     In response to the procession by certain members of the legal sector today (June 6), a spokesman for the Department of Justice (DoJ) issued the following statement:

     The Fugitive Offenders and Mutual Legal Assistance in Criminal Matters Legislation (Amendment) Bill 2019 aims to deal with the Taiwan murder case and seeks to plug the loopholes in the current regime for legal co-operation in criminal matters.

     The surrender of fugitive offenders and mutual legal assistance regimes in Hong Kong are devised with reference to the guidelines and model treaties endorsed by the United Nations, and are consistent with human rights protection principles that are commonly followed by the international community. For special surrender arrangements prescribed under the Bill, there can be more safeguards for the protection of the rights of the subject, apart from those provided for by the existing Fugitive Offenders Ordinance (FOO).

     The Government has been adopting extremely stringent procedures in handling requests for surrender of fugitive offenders. The existing legislation sets out the appropriate human rights and procedural safeguards, as well as the gatekeeping roles of the court and the executive authorities. Executive scrutiny includes the DoJ's examination on whether the surrender request satisfies the legal requirements and the Chief Executive's decision taking into account the DoJ's advice.
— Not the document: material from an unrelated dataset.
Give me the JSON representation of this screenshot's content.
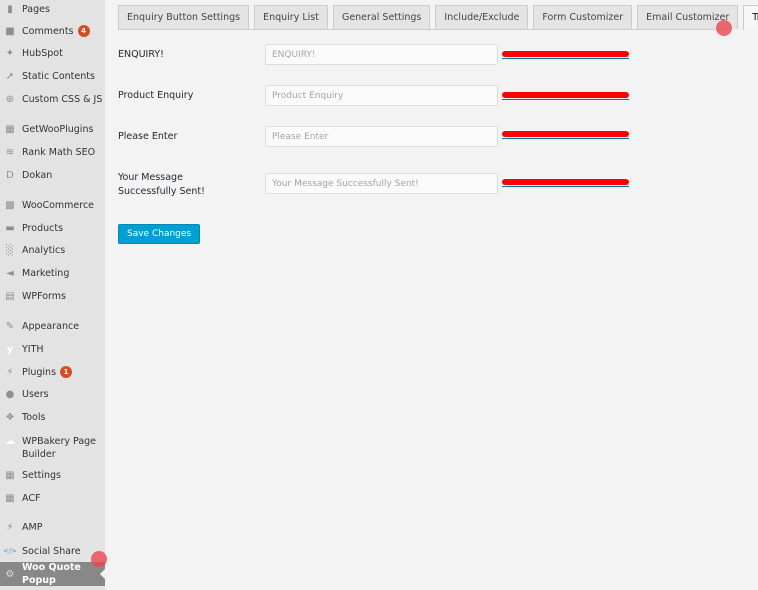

The judicial process includes open court hearings and application for judicial review (Note 1), habeas corpus (Note 2) or both by the person involved.

     The FOO has been operating effectively for over almost 22 years since its enactment, striking a balance between pursuit of fugitives and protection of human rights.

     The independence of the Judiciary is constitutionally provided for and enshrined in Article 85 of the Basic Law. At the same time, the tenure of office of judges is protected by Article 89 of the Basic Law.

     More importantly, the independence of judges is also reflected in the Judicial Oath, which is a solemn undertaking by every judge to serve the Hong Kong Special Administrative Region and administer justice "without fear or favour, self-interest or deceit". The DoJ firmly believes that the Judiciary and all its judicial officers will continue to exercise judicial power in a fair and just manner, and free from any interference.

Note 1: The Chief Executive's issue of authority to proceed or surrender order is susceptible to judicial review, see Robert Henry Cosby v Chief Executive of the HKSAR [1999] HKEC 691, Cheng Chui Ping v the Chief Executive of the Hong Kong Special Administrative Region and the United States of America [2002] HKCU 5.

Note 2: HO Man Kong v Superintendent of Lai Chi Kok Reception Centre [2011] HKEC 1037 is a case on habeas corpus.

Ends/Thursday, June 6, 2019